Seepeoples are a band that cannot be defined. You could throw a few genre descriptors around — indie rock? Pop? Jam band? Psychedelic? — but all of those and none of those are appropriate. Nowhere in the Portland band’s 15-year history is that more true than on last year’s whopper of a double album, “Dead Souls Sessions,” and “Love,” an EP that came out late this summer, continues on that same trajectory. Each of these five tracks is a thoughtful, melodically dense little gem, showcasing first and foremost Will Bradford’s skills as a songwriter. Bradford wears his heart on his sleeve, lyrically, and his exceedingly capable bandmates offer up their sensitive arrangements, with shimmering guitars and vocal harmonies on songs like “Bent Lullaby,” or big, Radiohead-esque guitars on “Never Forget How To Run.” It makes you excited to hear what will come next.
This Bangor foursome’s new album is just as breezy and melodic as its first full-length album, “Take Your Time” — packed with two- and three-part harmonies, shimmering acoustic guitars and gentle yet danceable rhythms. Though in some ways Rotating Taps are a part of the wave of acoustic pop that’s so popular these days (Lumineers, The Head and the Heart), there’s a bouncier edge that belies that band’s professed love of Paul Simon, like the heartfelt album opener “The Beat Is For The Dancers” or the close duel harmonies of “Static,” the upbeat “The Power of a Rumor,” or the moody, keyboard driven “Faithful.” Co-lead singers Yuri Trusty and Sam Chase have been playing together for more than a decade, and their comfort level with each other shows. There’s a lot to enjoy here; it’s accessible, sweet-natured, radio-friendly pop that’s as fun to listen to as it is to see played live.
Right out of the gate, “Heatweaver” is a more brash, immediately funky successor to Portland ensemble Jaw Gems’ 2014 debut full-length, “Blades Plural,” replete with squelchy synths and guitar riffage straight out of the hip hop playbook. Though there are still a few of the woozy, atmospheric, Boards of Canada-esque interludes sandwiched in between the bangers, overall, “Heatweaver” is a dynamic listen. Opener “DaVinci” is a major highlight, as is the soulful “Sap Flow” and the Stevie Wonder-channeling “Studded.” For an album that’s entirely instrumental, there’s plenty to keep the energy levels up — tempos change from track to track, and nothing stays too ambient or too club-friendly for too long, as if it were a score to a dark, stylish film.

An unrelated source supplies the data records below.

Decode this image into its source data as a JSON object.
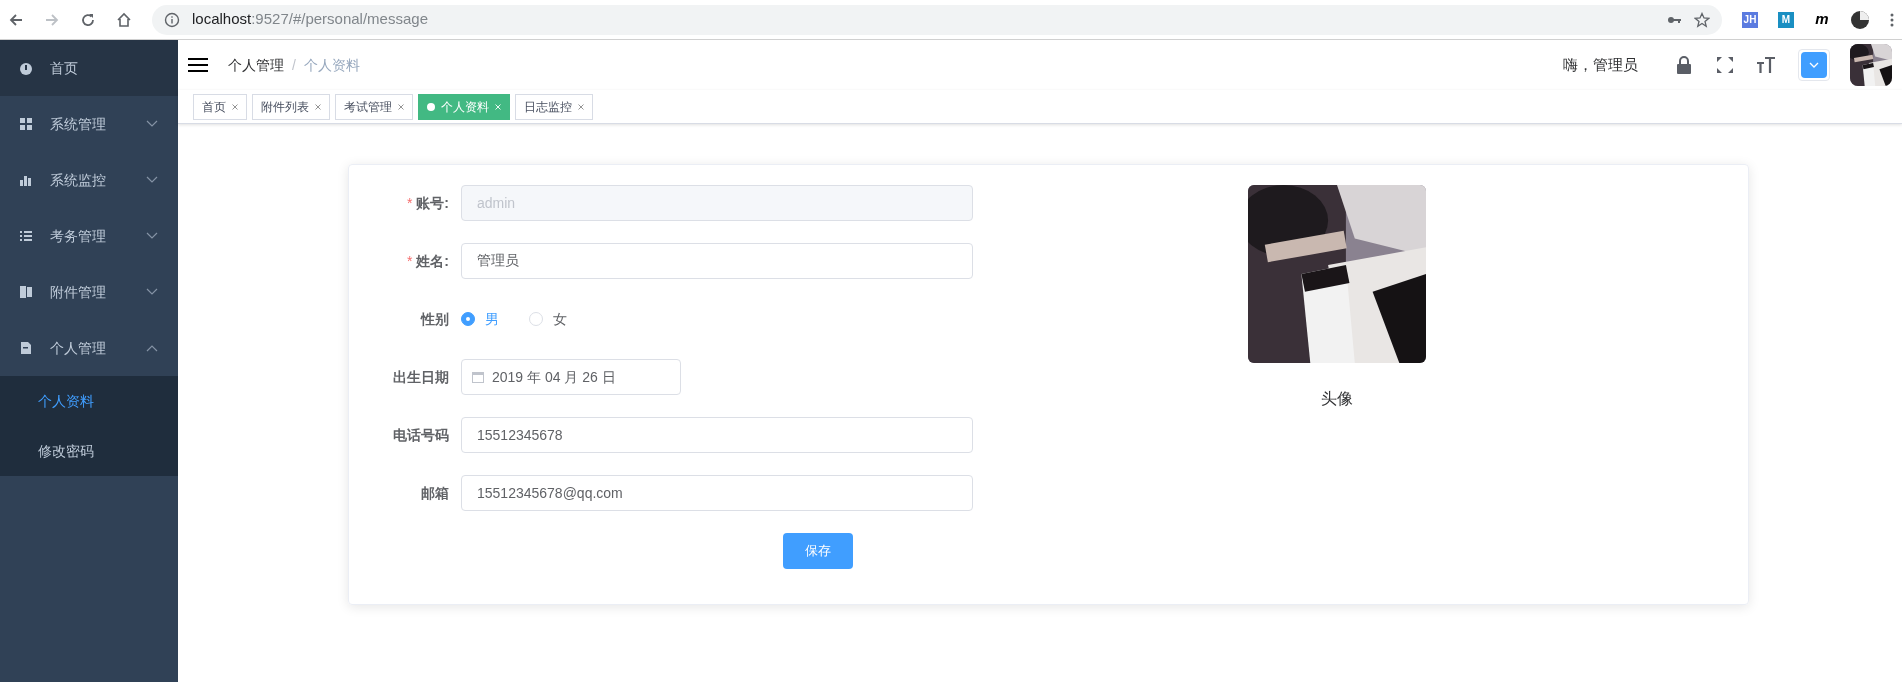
{
  "browser": {
    "url_host": "localhost",
    "url_rest": ":9527/#/personal/message",
    "extensions": [
      {
        "label": "JH",
        "color": "#5b7be0"
      },
      {
        "label": "M",
        "color": "#1a8fc2"
      },
      {
        "label": "m",
        "color": "#ffffff"
      }
    ]
  },
  "sidebar": {
    "items": [
      {
        "label": "首页",
        "kind": "link",
        "hovered": true
      },
      {
        "label": "系统管理",
        "kind": "menu",
        "expanded": false
      },
      {
        "label": "系统监控",
        "kind": "menu",
        "expanded": false
      },
      {
        "label": "考务管理",
        "kind": "menu",
        "expanded": false
      },
      {
        "label": "附件管理",
        "kind": "menu",
        "expanded": false
      },
      {
        "label": "个人管理",
        "kind": "menu",
        "expanded": true,
        "children": [
          {
            "label": "个人资料",
            "selected": true
          },
          {
            "label": "修改密码",
            "selected": false
          }
        ]
      }
    ]
  },
  "header": {
    "breadcrumb": [
      "个人管理",
      "个人资料"
    ],
    "breadcrumb_separator": "/",
    "greeting": "嗨，管理员"
  },
  "tabs": [
    {
      "label": "首页",
      "selected": false
    },
    {
      "label": "附件列表",
      "selected": false
    },
    {
      "label": "考试管理",
      "selected": false
    },
    {
      "label": "个人资料",
      "selected": true
    },
    {
      "label": "日志监控",
      "selected": false
    }
  ],
  "form": {
    "fields": [
      {
        "label": "账号:",
        "required_mark": "*",
        "kind": "text",
        "value": "admin",
        "disabled": true
      },
      {
        "label": "姓名:",
        "required_mark": "*",
        "kind": "text",
        "value": "管理员",
        "disabled": false
      },
      {
        "label": "性别",
        "kind": "radio",
        "options": [
          {
            "label": "男",
            "selected": true
          },
          {
            "label": "女",
            "selected": false
          }
        ]
      },
      {
        "label": "出生日期",
        "kind": "date",
        "value": "2019 年 04 月 26 日"
      },
      {
        "label": "电话号码",
        "kind": "text",
        "value": "15512345678",
        "disabled": false
      },
      {
        "label": "邮箱",
        "kind": "text",
        "value": "15512345678@qq.com",
        "disabled": false
      }
    ],
    "save": "保存"
  },
  "avatar": {
    "caption": "头像"
  }
}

Listening to Portland singer-songwriter Lisa Victoria’s new album, “Deserts of Youth,” you get the somewhat uncanny feeling that you’re inadvertently listening to someone’s private performance; someone playing for themselves in their bedroom, quietly, gently and with great emotion. The utter spareness of the seven songs on this album is so overwhelming — just Victoria’s ghostly soprano and her finger-picked guitar on nearly every song — that it’s almost heartbreakingly intimate. Though there are seven tracks on “Deserts,” they tend to bleed into one another. All are slow, meditative and half-whispered, as if she was confiding her deepest feelings and secrets to the microphone, which also lends a kind of intensity to the album’s 40+ minutes. Victoria has had in the past year or two some higher profile attention for her music, and “Deserts of Youth” is a fitting foray into the national spotlight.
The outrageously talented Portland mandolin player and singer-songwriter Joe K. Walsh belongs amid the pantheon of great contemporary bluegrass players. On “Borderland,” his third solo album, that fact is just made ever more true, as he assembles some fantastic players from the bluegrass and folk worlds (including the equally excellent guitarist Courtney Hartman), and makes it all sound effortlessly easy. There’s a lot to love here, but for me, I’ve got to highlight “Never More Will Roam,” a zippy, rollicking song about a man who tried to fly to the North Pole in a balloon, the country-tinged “Innisfree,” a setting of Yeats’ ageless poem, the carefree “Pogo Big,” and “Pine Tree Waltz,” for purely personal reasons, as it’s a sweet, gentle love song to Walsh’s adopted state (he’s a Minnesota native). It’s as pretty and enjoyable a bluegrass album as Maine has produced in recent years.
Rotating Taps, Seepeoples and Lisa/Liza albums can be purchased on iTunes; Joe K. Walsh and Jaw Gems can be purchased on Bandcamp.